Cities and sustainable development: the city is the backbone of our prevention and safety policies. The multiplicity of factors creating insecurity demands global answers in the various fields of public policies contributing to sustainable development. Social, cultural and architectural policies are the basis of local development plans. Crime prevention must combine short term action and long term vision.

A Europe open to the world: analyses of the threats posed to the safety of European citizens are generally unbalanced because most give more importance to certain threats over others. Terrorism, organised crime, trafficking in human beings are linked to human migrations. In general, responses to these phenomena are narrow and pose a threat to freedoms: the freedom of movement, of work and of trade. Will Europe focus on security at its frontiers without taking into account prevention on its own territory and in neighbouring countries, which need to be based on an overall development policy?

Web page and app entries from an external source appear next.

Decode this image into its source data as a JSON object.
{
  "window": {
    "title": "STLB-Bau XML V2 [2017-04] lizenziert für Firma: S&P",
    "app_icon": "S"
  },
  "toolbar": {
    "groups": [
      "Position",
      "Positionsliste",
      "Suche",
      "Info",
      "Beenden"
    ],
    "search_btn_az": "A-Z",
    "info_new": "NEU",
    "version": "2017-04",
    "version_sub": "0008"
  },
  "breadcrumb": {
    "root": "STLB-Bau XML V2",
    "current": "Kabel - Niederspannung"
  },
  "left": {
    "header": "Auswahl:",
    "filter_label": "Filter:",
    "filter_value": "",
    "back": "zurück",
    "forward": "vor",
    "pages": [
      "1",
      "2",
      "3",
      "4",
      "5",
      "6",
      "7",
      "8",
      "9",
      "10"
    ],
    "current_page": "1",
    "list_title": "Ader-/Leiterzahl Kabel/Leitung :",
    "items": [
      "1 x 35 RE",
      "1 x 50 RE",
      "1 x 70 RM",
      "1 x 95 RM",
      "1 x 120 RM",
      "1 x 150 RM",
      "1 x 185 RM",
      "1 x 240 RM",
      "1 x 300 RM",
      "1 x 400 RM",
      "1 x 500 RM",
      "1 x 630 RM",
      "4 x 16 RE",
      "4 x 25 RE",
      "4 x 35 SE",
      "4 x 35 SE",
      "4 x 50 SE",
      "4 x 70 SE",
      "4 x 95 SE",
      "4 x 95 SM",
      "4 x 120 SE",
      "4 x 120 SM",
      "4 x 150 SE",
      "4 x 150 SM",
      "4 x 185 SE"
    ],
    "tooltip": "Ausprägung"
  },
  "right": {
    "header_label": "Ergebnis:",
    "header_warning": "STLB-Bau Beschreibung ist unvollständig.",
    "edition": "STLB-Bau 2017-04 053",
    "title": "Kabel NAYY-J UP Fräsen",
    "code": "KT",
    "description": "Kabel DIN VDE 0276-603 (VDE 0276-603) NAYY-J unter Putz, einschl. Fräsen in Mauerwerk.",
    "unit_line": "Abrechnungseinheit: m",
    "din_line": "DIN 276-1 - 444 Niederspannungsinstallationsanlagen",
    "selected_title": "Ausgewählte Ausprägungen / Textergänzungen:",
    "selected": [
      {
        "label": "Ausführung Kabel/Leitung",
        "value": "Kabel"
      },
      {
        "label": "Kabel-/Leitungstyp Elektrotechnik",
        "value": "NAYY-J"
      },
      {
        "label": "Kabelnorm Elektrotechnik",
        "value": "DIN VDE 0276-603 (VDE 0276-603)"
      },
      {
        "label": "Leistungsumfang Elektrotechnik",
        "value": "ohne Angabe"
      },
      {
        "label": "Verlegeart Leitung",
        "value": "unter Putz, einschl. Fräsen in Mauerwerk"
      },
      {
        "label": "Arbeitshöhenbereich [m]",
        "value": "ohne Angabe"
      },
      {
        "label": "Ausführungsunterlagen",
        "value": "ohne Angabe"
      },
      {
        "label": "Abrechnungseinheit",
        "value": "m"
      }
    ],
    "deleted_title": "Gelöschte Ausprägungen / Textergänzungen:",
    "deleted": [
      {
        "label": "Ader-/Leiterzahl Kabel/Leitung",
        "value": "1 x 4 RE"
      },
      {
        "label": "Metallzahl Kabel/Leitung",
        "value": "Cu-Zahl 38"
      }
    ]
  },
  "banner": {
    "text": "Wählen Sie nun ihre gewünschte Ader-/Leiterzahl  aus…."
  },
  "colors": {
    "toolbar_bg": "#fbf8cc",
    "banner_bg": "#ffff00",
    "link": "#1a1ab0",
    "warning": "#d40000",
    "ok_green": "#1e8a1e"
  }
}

The conference “The future of prevention” will include plenary sessions on each of these four key themes, but also a wide array of workshops on the following themes: urban risks, evaluation of prevention, city and organised crime, “why does it work?”, large events, the school of citizenship, rules for living together, the city at night, prevention messages and internet, Mum, Dad, the Mayor and me, sex and violence, sports and prevention, mediation, prevention police, prevention and culture, addictions and drugs, public spaces and safety, collective violence.

In addition to the plenary sessions and the workshops, there will be other types of activities. Thus, the “research-action” sessions will allow researchers to present a theme in ten minutes, followed by Q&A sessions with the public. The “zoom sessions” will allow cities, associations, NGOs and professional organisations to present an initiative of their choice, which can be for instance a specific project, a practice or an association.

The “skills and training” activities will include various workshops aimed at comparing the competencies and status of the different prevention stakeholders such as coordinators, police officers, social workers, mediators and elected officials. These activities will also focus on the European Executive Master in Urban Security (EEMUS), and the various learning programmes available at universities and professional training centres, or aimed at local authorities staff.

Lastly, there will be exhibition spaces with stands available for rent.

The conference will also host live performances. We hope that cultural performances will be a significant part of the 2012 conference and we wish many cities will take part in them. We are particularly keen to showcase the work of young people.

The programme of the conference will be debated throughout the Efus all along the year 2012. Early in 2012, we will open workshops on all the themes of the conference. Each workshop can be focused on preparing a theme chosen by its participants, and all the workshops will contribute to the final Manifesto.

We will give regular information about the 2012 conference on our website.